─── Supplied material
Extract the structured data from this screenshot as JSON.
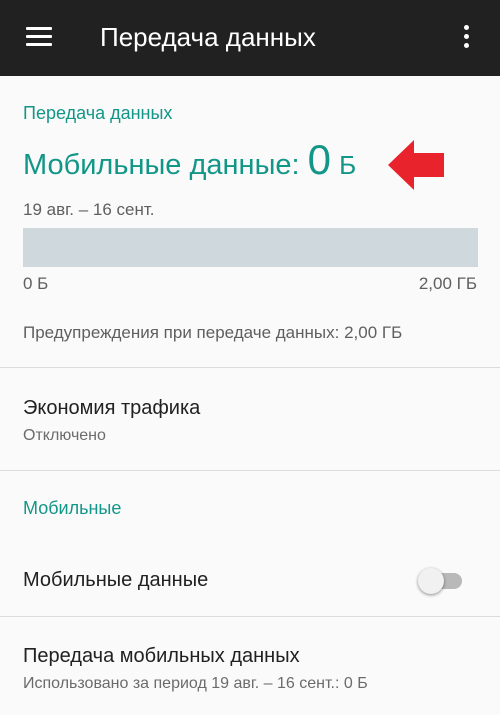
{
  "appbar": {
    "title": "Передача данных",
    "menu_icon": "hamburger-menu-icon",
    "more_icon": "more-vert-icon"
  },
  "usage_section": {
    "header": "Передача данных",
    "usage_label": "Мобильные данные:",
    "usage_value": "0",
    "usage_unit": "Б",
    "period": "19 авг. – 16 сент.",
    "bar_fraction": 0,
    "bar_min_label": "0 Б",
    "bar_max_label": "2,00 ГБ",
    "warning": "Предупреждения при передаче данных: 2,00 ГБ"
  },
  "data_saver": {
    "title": "Экономия трафика",
    "status": "Отключено"
  },
  "mobile_section": {
    "header": "Мобильные",
    "mobile_data_label": "Мобильные данные",
    "mobile_data_enabled": false,
    "usage_title": "Передача мобильных данных",
    "usage_subtitle": "Использовано за период 19 авг. – 16 сент.: 0 Б"
  },
  "colors": {
    "accent": "#129687",
    "appbar": "#212121",
    "arrow": "#e8232b",
    "bar_track": "#cfd8dc"
  }
}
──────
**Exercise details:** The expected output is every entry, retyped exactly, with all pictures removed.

**Your response:**
Extract the structured data from this screenshot as JSON.
{
  "appbar": {
    "title": "Передача данных",
    "menu_icon": "hamburger-menu-icon",
    "more_icon": "more-vert-icon"
  },
  "usage_section": {
    "header": "Передача данных",
    "usage_label": "Мобильные данные:",
    "usage_value": "0",
    "usage_unit": "Б",
    "period": "19 авг. – 16 сент.",
    "bar_fraction": 0,
    "bar_min_label": "0 Б",
    "bar_max_label": "2,00 ГБ",
    "warning": "Предупреждения при передаче данных: 2,00 ГБ"
  },
  "data_saver": {
    "title": "Экономия трафика",
    "status": "Отключено"
  },
  "mobile_section": {
    "header": "Мобильные",
    "mobile_data_label": "Мобильные данные",
    "mobile_data_enabled": false,
    "usage_title": "Передача мобильных данных",
    "usage_subtitle": "Использовано за период 19 авг. – 16 сент.: 0 Б"
  },
  "colors": {
    "accent": "#129687",
    "appbar": "#212121",
    "arrow": "#e8232b",
    "bar_track": "#cfd8dc"
  }
}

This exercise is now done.